Instant Runoff Voting
The Solution to "The Lesser of Two Evils"
by Daniel Solnit
Sonoma County Peace Press, October 2000
Many progressives are facing a recurring election-season dilemma:
should I vote my conscience, supporting a third party candidate
who really represents my values? Or should I hold my nose and
vote for the lesser of two evils?
Having to even ask this question indicates something terribly
wrong with our election system. A forced choice between two evils
is not true democracy-it's more like electoral extortion. The
result is political disengagement among the majority of eligible
voters, who sit out elections rather than take part in a pretense
of competition between two wings of the same corporate party.
Even those who persist in voting feel increasingly disgusted and
The most tragic aspect of this situation is our diminished
expectations. Convinced we cannot win meaningful peace, social
justice, human needs, or environmental protection from our electoral
process, we settle for damage control, hoping that one party will
do slightly less harm than the other. We have surrendered our
power and our inherent right to democratic self-governance to
corporate big-money interests, and we act as if this were normal
or acceptable. It's not, and it's time we stopped putting up with
this hijack of our democracy.
This dilemma arises from a two-party monopoly, institutionalized
in everything from unreasonable ballot access laws and systematic
media bias, to a presidential debate commission run by the former
chairs of the Democratic and Republican national committees and
illegally funded by major corporations. Couple this "duopoly"
with the increasing domination of both major parties by corporate
interests (and their resulting rightward slide), and progressives
are left with very few major party candidates worthy of our votes
and alternative candidates who stand little chance of winning.
Some blame the voting public for opting out, or the media
for reducing elections to the level of sports coverage, or even
the third parties for "spoiling" races by offering voters
a meaningful choice. However, the problem is the voting system
itself-it's just plain undemocratic. Our "winner-take-all"
system may have been state-of-the-art two centuries ago, but it
is now as obsolete as the quill pen.
There is a better way, one which is more fair, more democratic,
and more representative of the majority of voters. It's called
Instant Runoff Voting (IRV), or Preference Voting. IRV is already
used in many countries, including the U.S., for some local elections,
and to select Academy Awards Oscar winners. IRV allows you to
rank candidates according to your preference, I - 2-3. If your
first choice is eliminated, your vote automatically transfers
to your second choice.
IRV is simple, but it's effects are dramatic.
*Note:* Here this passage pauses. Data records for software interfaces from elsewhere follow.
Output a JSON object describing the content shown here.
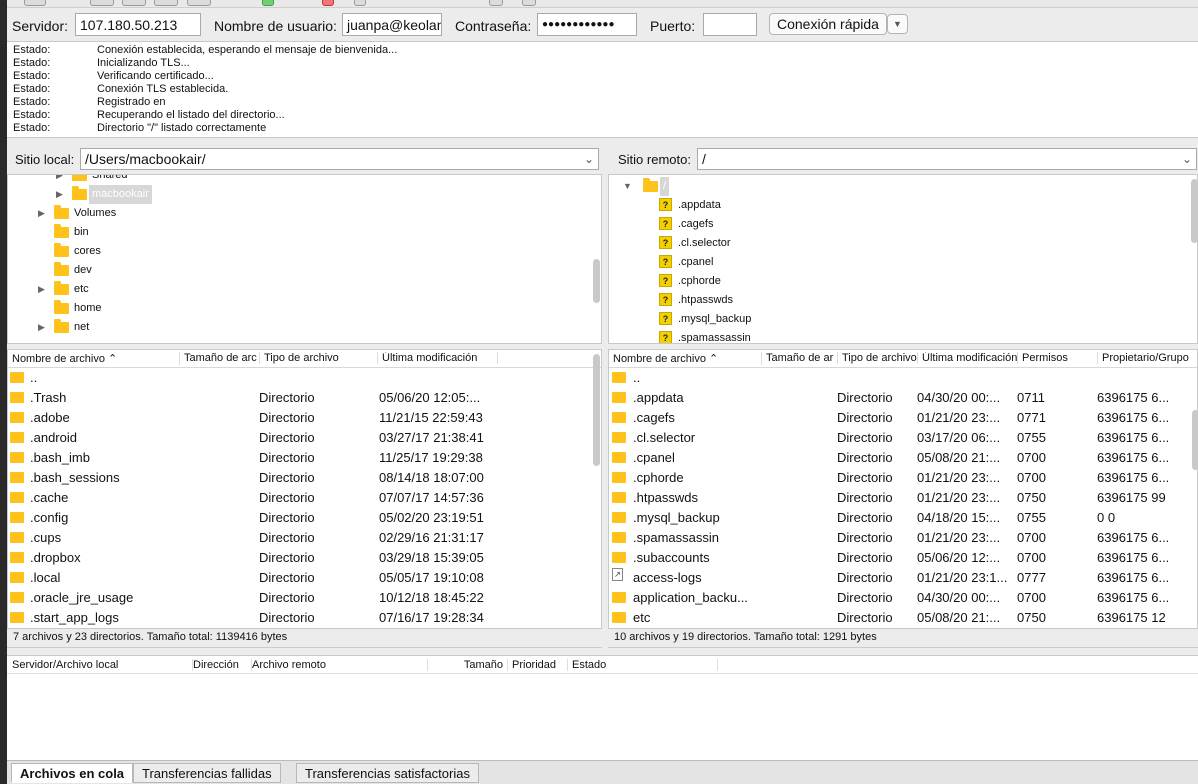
{
  "quickconnect": {
    "server_label": "Servidor:",
    "server_value": "107.180.50.213",
    "user_label": "Nombre de usuario:",
    "user_value": "juanpa@keolanu",
    "password_label": "Contraseña:",
    "password_value": "●●●●●●●●●●●●",
    "port_label": "Puerto:",
    "port_value": "",
    "connect_button": "Conexión rápida"
  },
  "log": [
    {
      "key": "Estado:",
      "msg": "Conexión establecida, esperando el mensaje de bienvenida..."
    },
    {
      "key": "Estado:",
      "msg": "Inicializando TLS..."
    },
    {
      "key": "Estado:",
      "msg": "Verificando certificado..."
    },
    {
      "key": "Estado:",
      "msg": "Conexión TLS establecida."
    },
    {
      "key": "Estado:",
      "msg": "Registrado en"
    },
    {
      "key": "Estado:",
      "msg": "Recuperando el listado del directorio..."
    },
    {
      "key": "Estado:",
      "msg": "Directorio \"/\" listado correctamente"
    }
  ],
  "local": {
    "site_label": "Sitio local:",
    "path": "/Users/macbookair/",
    "tree": [
      {
        "label": "Shared",
        "arrow": "▶",
        "level": 2
      },
      {
        "label": "macbookair",
        "arrow": "▶",
        "level": 2,
        "selected": true
      },
      {
        "label": "Volumes",
        "arrow": "▶",
        "level": 1
      },
      {
        "label": "bin",
        "arrow": "",
        "level": 1
      },
      {
        "label": "cores",
        "arrow": "",
        "level": 1
      },
      {
        "label": "dev",
        "arrow": "",
        "level": 1
      },
      {
        "label": "etc",
        "arrow": "▶",
        "level": 1
      },
      {
        "label": "home",
        "arrow": "",
        "level": 1
      },
      {
        "label": "net",
        "arrow": "▶",
        "level": 1
      }
    ],
    "columns": [
      "Nombre de archivo",
      "Tamaño de arc",
      "Tipo de archivo",
      "Última modificación"
    ],
    "files": [
      {
        "name": "..",
        "size": "",
        "type": "",
        "modified": ""
      },
      {
        "name": ".Trash",
        "size": "",
        "type": "Directorio",
        "modified": "05/06/20 12:05:..."
      },
      {
        "name": ".adobe",
        "size": "",
        "type": "Directorio",
        "modified": "11/21/15 22:59:43"
      },
      {
        "name": ".android",
        "size": "",
        "type": "Directorio",
        "modified": "03/27/17 21:38:41"
      },
      {
        "name": ".bash_imb",
        "size": "",
        "type": "Directorio",
        "modified": "11/25/17 19:29:38"
      },
      {
        "name": ".bash_sessions",
        "size": "",
        "type": "Directorio",
        "modified": "08/14/18 18:07:00"
      },
      {
        "name": ".cache",
        "size": "",
        "type": "Directorio",
        "modified": "07/07/17 14:57:36"
      },
      {
        "name": ".config",
        "size": "",
        "type": "Directorio",
        "modified": "05/02/20 23:19:51"
      },
      {
        "name": ".cups",
        "size": "",
        "type": "Directorio",
        "modified": "02/29/16 21:31:17"
      },
      {
        "name": ".dropbox",
        "size": "",
        "type": "Directorio",
        "modified": "03/29/18 15:39:05"
      },
      {
        "name": ".local",
        "size": "",
        "type": "Directorio",
        "modified": "05/05/17 19:10:08"
      },
      {
        "name": ".oracle_jre_usage",
        "size": "",
        "type": "Directorio",
        "modified": "10/12/18 18:45:22"
      },
      {
        "name": ".start_app_logs",
        "size": "",
        "type": "Directorio",
        "modified": "07/16/17 19:28:34"
      }
    ],
    "status": "7 archivos y 23 directorios. Tamaño total: 1139416 bytes"
  },
  "remote": {
    "site_label": "Sitio remoto:",
    "path": "/",
    "tree": [
      {
        "label": "/",
        "arrow": "▼",
        "icon": "folder",
        "selected": true
      },
      {
        "label": ".appdata",
        "icon": "question"
      },
      {
        "label": ".cagefs",
        "icon": "question"
      },
      {
        "label": ".cl.selector",
        "icon": "question"
      },
      {
        "label": ".cpanel",
        "icon": "question"
      },
      {
        "label": ".cphorde",
        "icon": "question"
      },
      {
        "label": ".htpasswds",
        "icon": "question"
      },
      {
        "label": ".mysql_backup",
        "icon": "question"
      },
      {
        "label": ".spamassassin",
        "icon": "question"
      }
    ],
    "columns": [
      "Nombre de archivo",
      "Tamaño de ar",
      "Tipo de archivo",
      "Última modificación",
      "Permisos",
      "Propietario/Grupo"
    ],
    "files": [
      {
        "name": "..",
        "type": "",
        "modified": "",
        "perms": "",
        "owner": ""
      },
      {
        "name": ".appdata",
        "type": "Directorio",
        "modified": "04/30/20 00:...",
        "perms": "0711",
        "owner": "6396175 6..."
      },
      {
        "name": ".cagefs",
        "type": "Directorio",
        "modified": "01/21/20 23:...",
        "perms": "0771",
        "owner": "6396175 6..."
      },
      {
        "name": ".cl.selector",
        "type": "Directorio",
        "modified": "03/17/20 06:...",
        "perms": "0755",
        "owner": "6396175 6..."
      },
      {
        "name": ".cpanel",
        "type": "Directorio",
        "modified": "05/08/20 21:...",
        "perms": "0700",
        "owner": "6396175 6..."
      },
      {
        "name": ".cphorde",
        "type": "Directorio",
        "modified": "01/21/20 23:...",
        "perms": "0700",
        "owner": "6396175 6..."
      },
      {
        "name": ".htpasswds",
        "type": "Directorio",
        "modified": "01/21/20 23:...",
        "perms": "0750",
        "owner": "6396175 99"
      },
      {
        "name": ".mysql_backup",
        "type": "Directorio",
        "modified": "04/18/20 15:...",
        "perms": "0755",
        "owner": "0 0"
      },
      {
        "name": ".spamassassin",
        "type": "Directorio",
        "modified": "01/21/20 23:...",
        "perms": "0700",
        "owner": "6396175 6..."
      },
      {
        "name": ".subaccounts",
        "type": "Directorio",
        "modified": "05/06/20 12:...",
        "perms": "0700",
        "owner": "6396175 6..."
      },
      {
        "name": "access-logs",
        "type": "Directorio",
        "modified": "01/21/20 23:1...",
        "perms": "0777",
        "owner": "6396175 6...",
        "link": true
      },
      {
        "name": "application_backu...",
        "type": "Directorio",
        "modified": "04/30/20 00:...",
        "perms": "0700",
        "owner": "6396175 6..."
      },
      {
        "name": "etc",
        "type": "Directorio",
        "modified": "05/08/20 21:...",
        "perms": "0750",
        "owner": "6396175 12"
      }
    ],
    "status": "10 archivos y 19 directorios. Tamaño total: 1291 bytes"
  },
  "queue": {
    "columns": [
      "Servidor/Archivo local",
      "Dirección",
      "Archivo remoto",
      "Tamaño",
      "Prioridad",
      "Estado"
    ]
  },
  "tabs": [
    "Archivos en cola",
    "Transferencias fallidas",
    "Transferencias satisfactorias"
  ]
}
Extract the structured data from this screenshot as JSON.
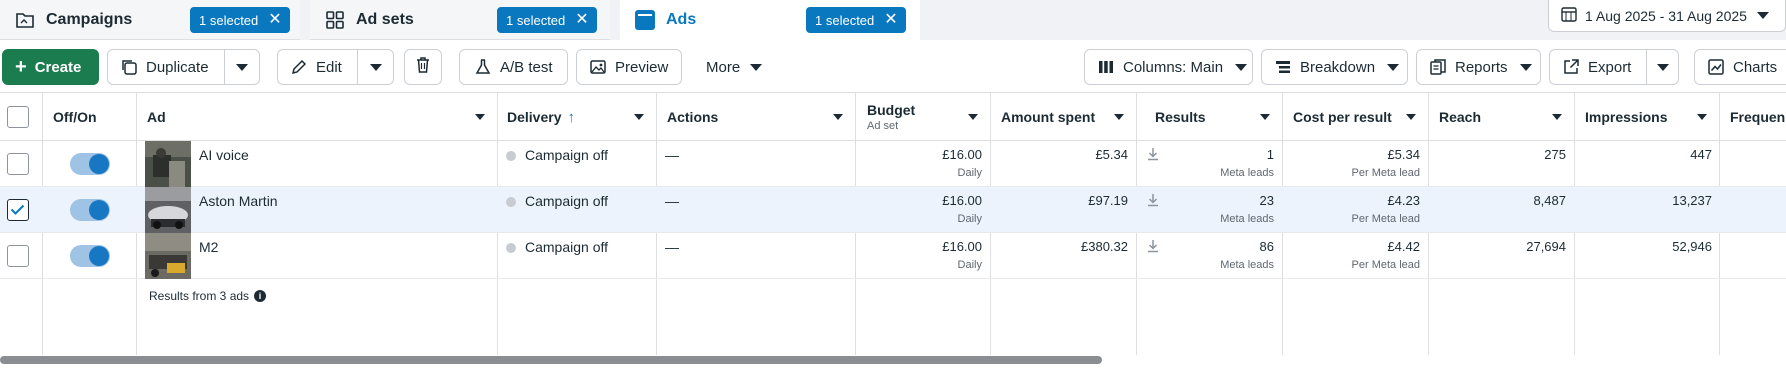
{
  "tabs": [
    {
      "label": "Campaigns",
      "selected_label": "1 selected",
      "icon": "folder-icon"
    },
    {
      "label": "Ad sets",
      "selected_label": "1 selected",
      "icon": "grid-icon"
    },
    {
      "label": "Ads",
      "selected_label": "1 selected",
      "icon": "ad-icon"
    }
  ],
  "date_range": "1 Aug 2025 - 31 Aug 2025",
  "toolbar": {
    "create": "Create",
    "duplicate": "Duplicate",
    "edit": "Edit",
    "ab_test": "A/B test",
    "preview": "Preview",
    "more": "More",
    "columns": "Columns: Main",
    "breakdown": "Breakdown",
    "reports": "Reports",
    "export": "Export",
    "charts": "Charts"
  },
  "columns": {
    "off_on": "Off/On",
    "ad": "Ad",
    "delivery": "Delivery",
    "actions": "Actions",
    "budget": "Budget",
    "budget_sub": "Ad set",
    "amount_spent": "Amount spent",
    "results": "Results",
    "cost_per_result": "Cost per result",
    "reach": "Reach",
    "impressions": "Impressions",
    "frequency": "Frequen"
  },
  "rows": [
    {
      "name": "AI voice",
      "selected": false,
      "delivery": "Campaign off",
      "actions": "—",
      "budget": "£16.00",
      "budget_period": "Daily",
      "amount_spent": "£5.34",
      "results": "1",
      "results_type": "Meta leads",
      "cost_per_result": "£5.34",
      "cost_per_result_type": "Per Meta lead",
      "reach": "275",
      "impressions": "447"
    },
    {
      "name": "Aston Martin",
      "selected": true,
      "delivery": "Campaign off",
      "actions": "—",
      "budget": "£16.00",
      "budget_period": "Daily",
      "amount_spent": "£97.19",
      "results": "23",
      "results_type": "Meta leads",
      "cost_per_result": "£4.23",
      "cost_per_result_type": "Per Meta lead",
      "reach": "8,487",
      "impressions": "13,237"
    },
    {
      "name": "M2",
      "selected": false,
      "delivery": "Campaign off",
      "actions": "—",
      "budget": "£16.00",
      "budget_period": "Daily",
      "amount_spent": "£380.32",
      "results": "86",
      "results_type": "Meta leads",
      "cost_per_result": "£4.42",
      "cost_per_result_type": "Per Meta lead",
      "reach": "27,694",
      "impressions": "52,946"
    }
  ],
  "footer": "Results from 3 ads",
  "colors": {
    "accent": "#0a78be",
    "create": "#1b7c4f",
    "toggle_on": "#1877c2"
  }
}
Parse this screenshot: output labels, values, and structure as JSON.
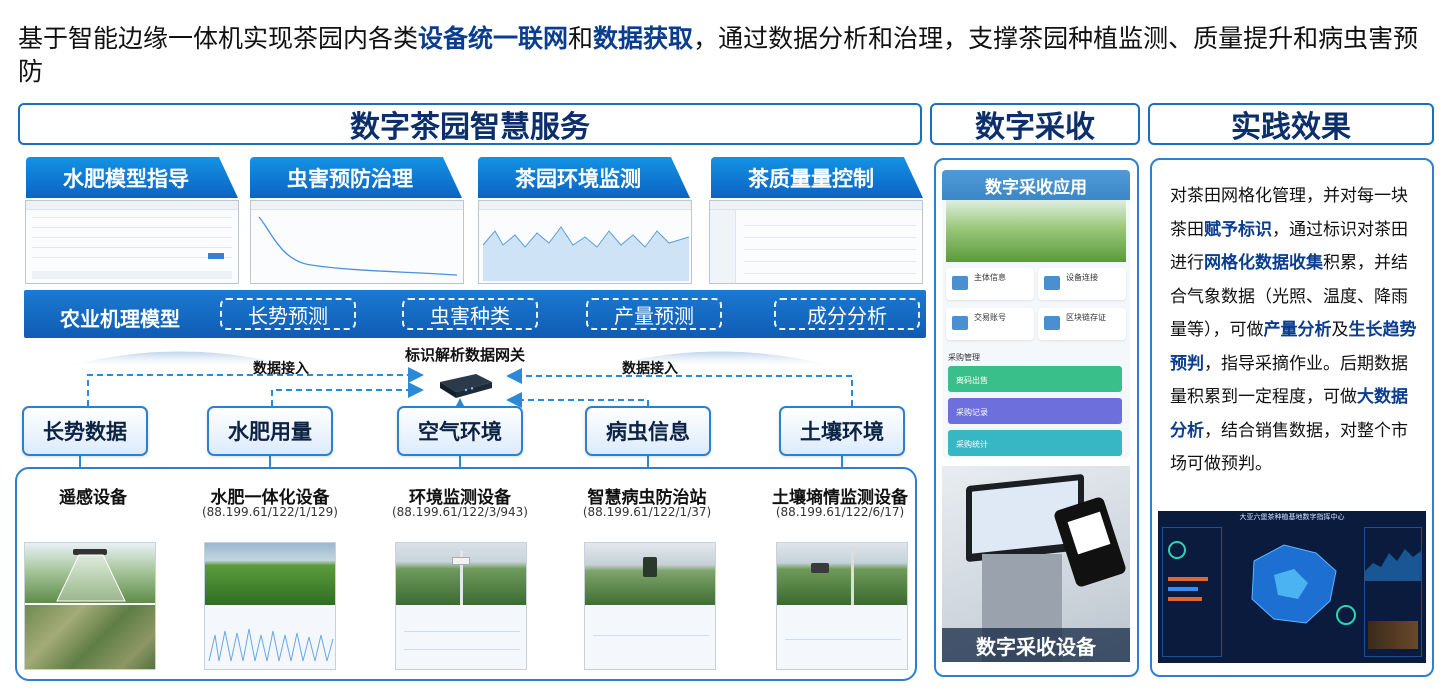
{
  "headline": {
    "part1": "基于智能边缘一体机实现茶园内各类",
    "bold1": "设备统一联网",
    "part2": "和",
    "bold2": "数据获取",
    "part3": "，通过数据分析和治理，支撑茶园种植监测、质量提升和病虫害预防"
  },
  "sections": {
    "service_title": "数字茶园智慧服务",
    "harvest_title": "数字采收",
    "effect_title": "实践效果"
  },
  "services": [
    {
      "label": "水肥模型指导"
    },
    {
      "label": "虫害预防治理"
    },
    {
      "label": "茶园环境监测"
    },
    {
      "label": "茶质量量控制"
    }
  ],
  "model": {
    "name": "农业机理模型",
    "predictions": [
      "长势预测",
      "虫害种类",
      "产量预测",
      "成分分析"
    ]
  },
  "gateway": {
    "label": "标识解析数据网关",
    "left_in": "数据接入",
    "right_in": "数据接入"
  },
  "data_types": [
    "长势数据",
    "水肥用量",
    "空气环境",
    "病虫信息",
    "土壤环境"
  ],
  "devices": [
    {
      "name": "遥感设备",
      "id": ""
    },
    {
      "name": "水肥一体化设备",
      "id": "(88.199.61/122/1/129)"
    },
    {
      "name": "环境监测设备",
      "id": "(88.199.61/122/3/943)"
    },
    {
      "name": "智慧病虫防治站",
      "id": "(88.199.61/122/1/37)"
    },
    {
      "name": "土壤墒情监测设备",
      "id": "(88.199.61/122/6/17)"
    }
  ],
  "harvest": {
    "app_title": "数字采收应用",
    "device_label": "数字采收设备",
    "section": "采购管理",
    "cards": [
      "主体信息",
      "设备连接",
      "交易账号",
      "区块链存证"
    ],
    "buttons": [
      "离码出售",
      "采购记录",
      "采购统计"
    ]
  },
  "effect": {
    "t1": "对茶田网格化管理，并对每一块茶田",
    "b1": "赋予标识",
    "t2": "，通过标识对茶田进行",
    "b2": "网格化数据收集",
    "t3": "积累，并结合气象数据（光照、温度、降雨量等），可做",
    "b3": "产量分析",
    "t4": "及",
    "b4": "生长趋势预判",
    "t5": "，指导采摘作业。后期数据量积累到一定程度，可做",
    "b5": "大数据分析",
    "t6": "，结合销售数据，对整个市场可做预判。",
    "dashboard_title": "大亚六堡茶种植基地数字指挥中心"
  },
  "colors": {
    "accent": "#1c6fc0",
    "tab_blue": "#0b63c4",
    "heading_navy": "#0c2e6b",
    "highlight_navy": "#0a3d8f",
    "connector": "#2b8ad8"
  }
}
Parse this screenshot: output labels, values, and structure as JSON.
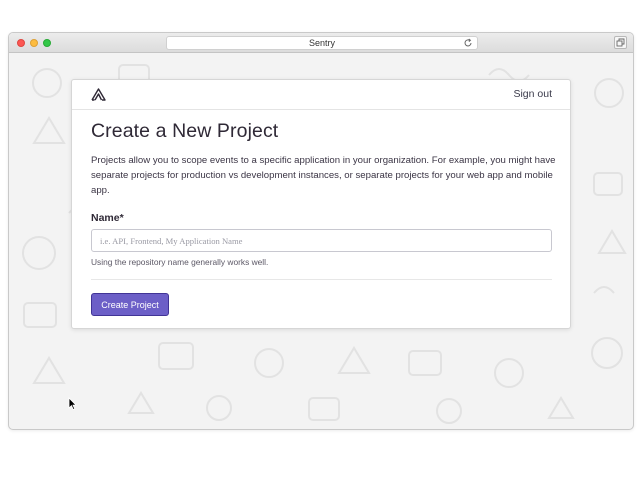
{
  "browser": {
    "url_title": "Sentry"
  },
  "header": {
    "sign_out_label": "Sign out"
  },
  "page": {
    "title": "Create a New Project",
    "description": "Projects allow you to scope events to a specific application in your organization. For example, you might have separate projects for production vs development instances, or separate projects for your web app and mobile app."
  },
  "form": {
    "name_label": "Name*",
    "name_value": "",
    "name_placeholder": "i.e. API, Frontend, My Application Name",
    "help_text": "Using the repository name generally works well.",
    "submit_label": "Create Project"
  },
  "icons": {
    "logo": "sentry-logo-icon",
    "reload": "reload-icon",
    "tabs": "tabs-icon",
    "cursor": "mouse-cursor-icon"
  },
  "colors": {
    "primary_button": "#6c5fc7",
    "primary_button_border": "#413496",
    "page_background": "#f3f3f3",
    "text_dark": "#2f2936"
  }
}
No more voting
for the lesser of two evils-you really can vote for the best candidate.
No more "spoilers"-if your first choice doesn't win,
you help elect your second choice, not your last choice. By providing
real choice, IRV increases voter turnout, and represents the true
preference of the majority.
For example, in a recent New Mexico congressional race, Green
Party candidate Carol Miller ran for a "safe" seat held
by Democrats for 40 years. Miller got 17% of the vote, the Democrat
got 40%, and the Republican was elected with just 43%. It's a
safe guess that most of Miller's supporters would have ranked
the Democrat second under an IRV system, thus electing the Democrat
once Miller was eliminated.
This could happen in California. Suppose Nader gets 17%, Gore
40%, and Bush 43%-Bush wins all the state's electoral votes, even
though he got far less than a majority. With IRV, if a majority
of Nader supporters rank Gore second, Gore pulls ahead of Bush
and wins the state.
Because IRV removes the fear of electing the worst, it encourages
people to vote for the best. With IRV, it's conceivable that,
if the millions of voters who really prefer Nader actually ranked
him first choice, Nader could win.
Even when alternative candidates don't win, the larger percentage
of first choice votes they receive would act as a counterpressure
to the rightward drift in both major parties, and would force
major party candidates to address real issues and consider adopting
U.S. courts have upheld IRV systems as constitutional. It
is already being adopted in colleges (for student elections) and
in membership organizations. IRV can be adopted for local and
state elections such as mayor or governor. Congress could change
the presidential election to IRV without amending the constitution.
For more info on IRV, Proportional Representation, and other
voting reforms, contact the Center for Voting and Democracy: www.fairvote.org
(415) 824-2735 or see The Sonoma County Green Party website: www.sonomagreenparty.org
Daniel Solnit is Executive Director for the Leadership Institute
for Ecology and the Economy. He can be reached at (707) 578-9133
or at <email@example.com>.